YOUR TASK: Take each line of the data that contains the string "Agents" and copy it.

Stored entries:
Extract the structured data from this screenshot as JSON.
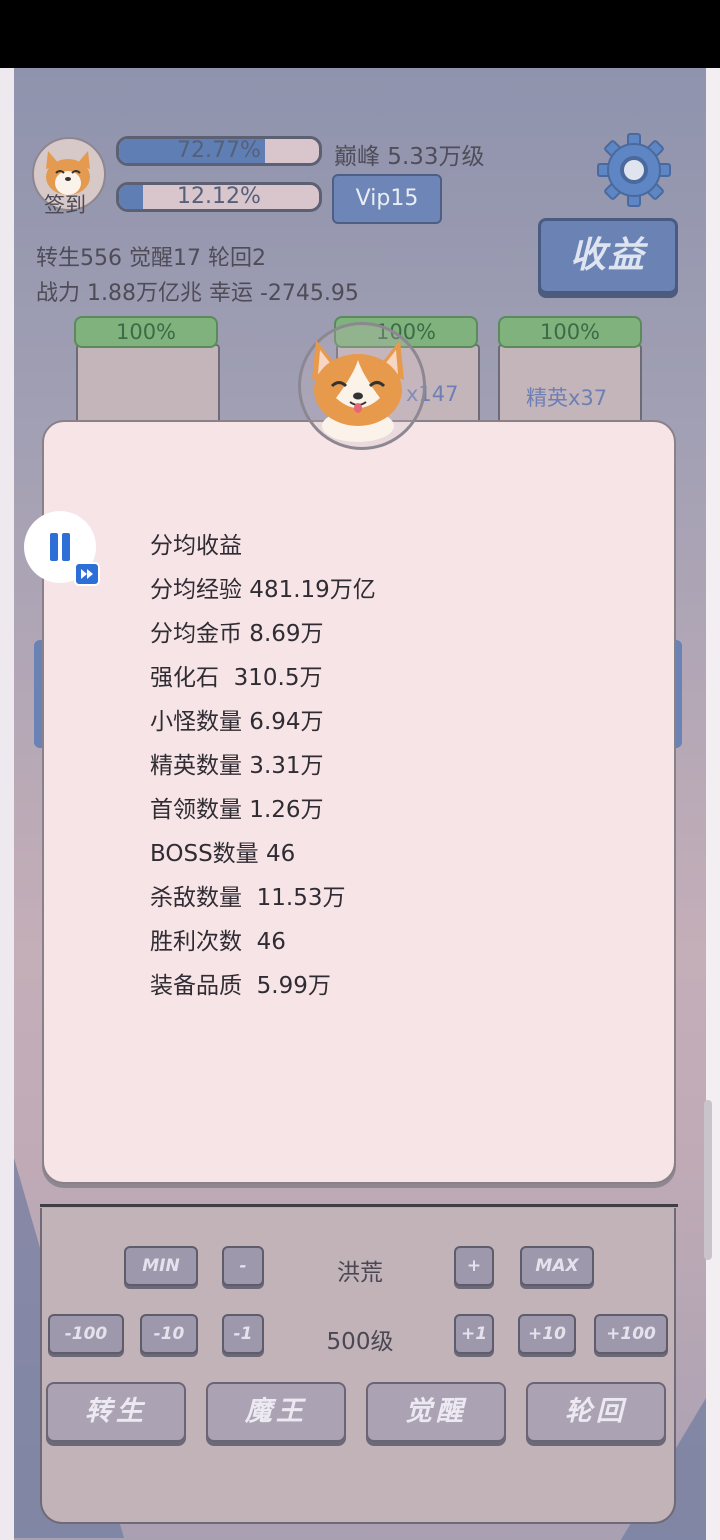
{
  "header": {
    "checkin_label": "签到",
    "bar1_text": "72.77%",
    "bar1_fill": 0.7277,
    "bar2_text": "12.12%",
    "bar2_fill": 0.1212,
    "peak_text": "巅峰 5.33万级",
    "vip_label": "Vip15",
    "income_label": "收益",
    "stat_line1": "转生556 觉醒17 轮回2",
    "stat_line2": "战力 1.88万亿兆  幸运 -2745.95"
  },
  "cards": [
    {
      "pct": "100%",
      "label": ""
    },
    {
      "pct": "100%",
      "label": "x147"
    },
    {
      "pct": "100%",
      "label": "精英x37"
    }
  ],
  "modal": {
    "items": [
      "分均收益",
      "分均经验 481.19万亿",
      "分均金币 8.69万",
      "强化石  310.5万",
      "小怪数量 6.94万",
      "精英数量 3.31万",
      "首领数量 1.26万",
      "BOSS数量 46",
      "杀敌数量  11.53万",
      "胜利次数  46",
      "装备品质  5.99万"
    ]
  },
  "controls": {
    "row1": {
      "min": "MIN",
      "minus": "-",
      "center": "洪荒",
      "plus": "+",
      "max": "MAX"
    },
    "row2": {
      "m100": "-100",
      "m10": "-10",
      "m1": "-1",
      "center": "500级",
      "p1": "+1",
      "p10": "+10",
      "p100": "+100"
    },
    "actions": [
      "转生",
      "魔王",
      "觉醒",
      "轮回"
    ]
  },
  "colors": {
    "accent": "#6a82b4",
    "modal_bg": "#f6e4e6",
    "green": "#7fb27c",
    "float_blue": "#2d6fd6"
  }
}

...

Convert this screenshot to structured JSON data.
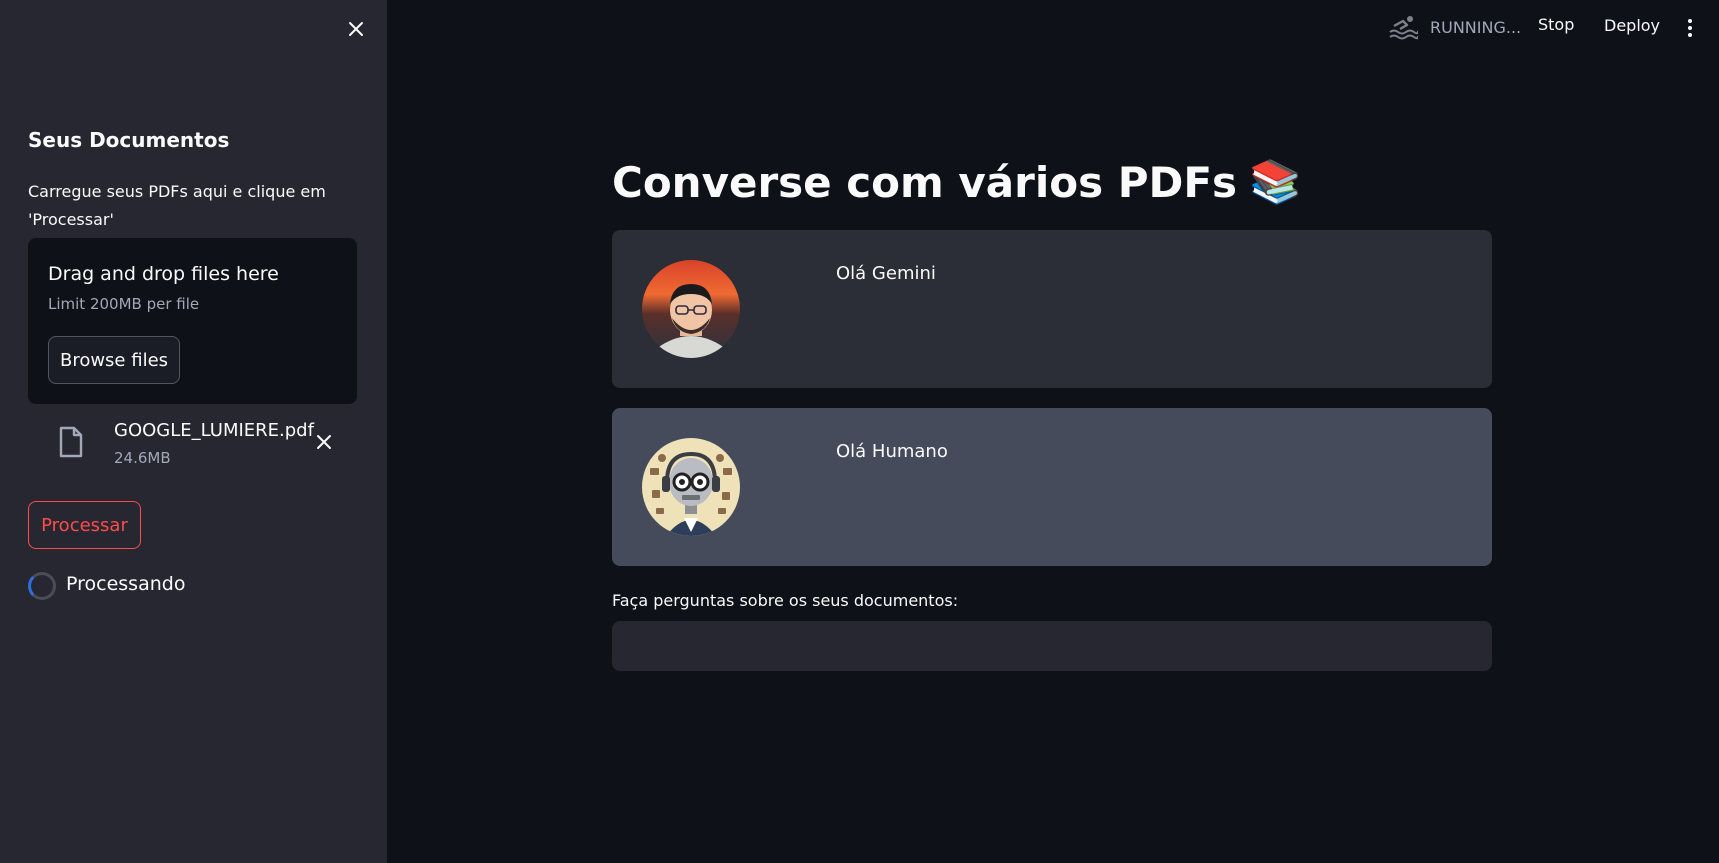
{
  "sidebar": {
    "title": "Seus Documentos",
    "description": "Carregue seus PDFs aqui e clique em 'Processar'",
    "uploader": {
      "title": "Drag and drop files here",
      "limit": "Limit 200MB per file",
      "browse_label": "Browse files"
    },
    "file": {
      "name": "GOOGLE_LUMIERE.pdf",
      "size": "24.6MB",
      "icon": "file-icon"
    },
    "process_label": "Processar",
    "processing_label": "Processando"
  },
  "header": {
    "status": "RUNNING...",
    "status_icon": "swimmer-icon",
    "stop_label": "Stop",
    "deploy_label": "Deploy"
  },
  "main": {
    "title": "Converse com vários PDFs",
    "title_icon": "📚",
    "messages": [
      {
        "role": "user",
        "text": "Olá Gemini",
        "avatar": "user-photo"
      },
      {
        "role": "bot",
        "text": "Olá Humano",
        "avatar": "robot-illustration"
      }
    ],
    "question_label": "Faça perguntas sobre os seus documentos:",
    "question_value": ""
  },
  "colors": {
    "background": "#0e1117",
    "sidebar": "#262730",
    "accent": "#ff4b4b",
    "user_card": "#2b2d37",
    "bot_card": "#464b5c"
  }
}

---

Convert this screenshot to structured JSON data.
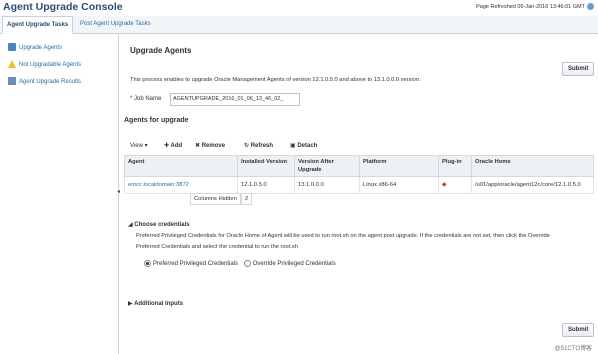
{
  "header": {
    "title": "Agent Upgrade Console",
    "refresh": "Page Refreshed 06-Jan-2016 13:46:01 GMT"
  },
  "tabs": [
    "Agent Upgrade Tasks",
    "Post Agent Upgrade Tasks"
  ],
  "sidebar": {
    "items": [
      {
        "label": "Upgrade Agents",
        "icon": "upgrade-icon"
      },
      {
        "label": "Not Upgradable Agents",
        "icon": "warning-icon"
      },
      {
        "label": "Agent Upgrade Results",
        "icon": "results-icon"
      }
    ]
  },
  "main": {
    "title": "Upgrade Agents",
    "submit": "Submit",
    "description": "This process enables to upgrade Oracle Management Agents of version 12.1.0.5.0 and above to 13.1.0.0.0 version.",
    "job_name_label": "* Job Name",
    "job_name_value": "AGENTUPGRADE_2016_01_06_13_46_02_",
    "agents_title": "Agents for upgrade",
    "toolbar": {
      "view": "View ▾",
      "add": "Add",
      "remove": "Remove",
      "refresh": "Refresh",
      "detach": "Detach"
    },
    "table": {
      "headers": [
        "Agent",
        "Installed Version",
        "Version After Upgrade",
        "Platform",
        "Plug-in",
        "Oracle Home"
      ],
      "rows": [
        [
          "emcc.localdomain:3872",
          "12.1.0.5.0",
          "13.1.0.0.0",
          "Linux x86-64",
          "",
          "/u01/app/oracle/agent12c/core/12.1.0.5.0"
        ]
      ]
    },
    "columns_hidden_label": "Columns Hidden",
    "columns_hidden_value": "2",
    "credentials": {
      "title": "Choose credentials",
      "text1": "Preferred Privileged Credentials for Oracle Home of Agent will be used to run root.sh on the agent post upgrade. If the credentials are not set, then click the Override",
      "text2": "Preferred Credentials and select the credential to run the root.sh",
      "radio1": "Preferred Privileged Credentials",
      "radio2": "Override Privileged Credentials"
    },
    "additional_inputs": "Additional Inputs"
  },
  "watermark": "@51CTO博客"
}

RESPONSE TO THE TASK:
        "label": "Upgrade Agents",
        "label": "Not Upgradable Agents",
    "title": "Upgrade Agents",
    "description": "This process enables to upgrade Oracle Management Agents of version 12.1.0.5.0 and above to 13.1.0.0.0 version.",
    "agents_title": "Agents for upgrade",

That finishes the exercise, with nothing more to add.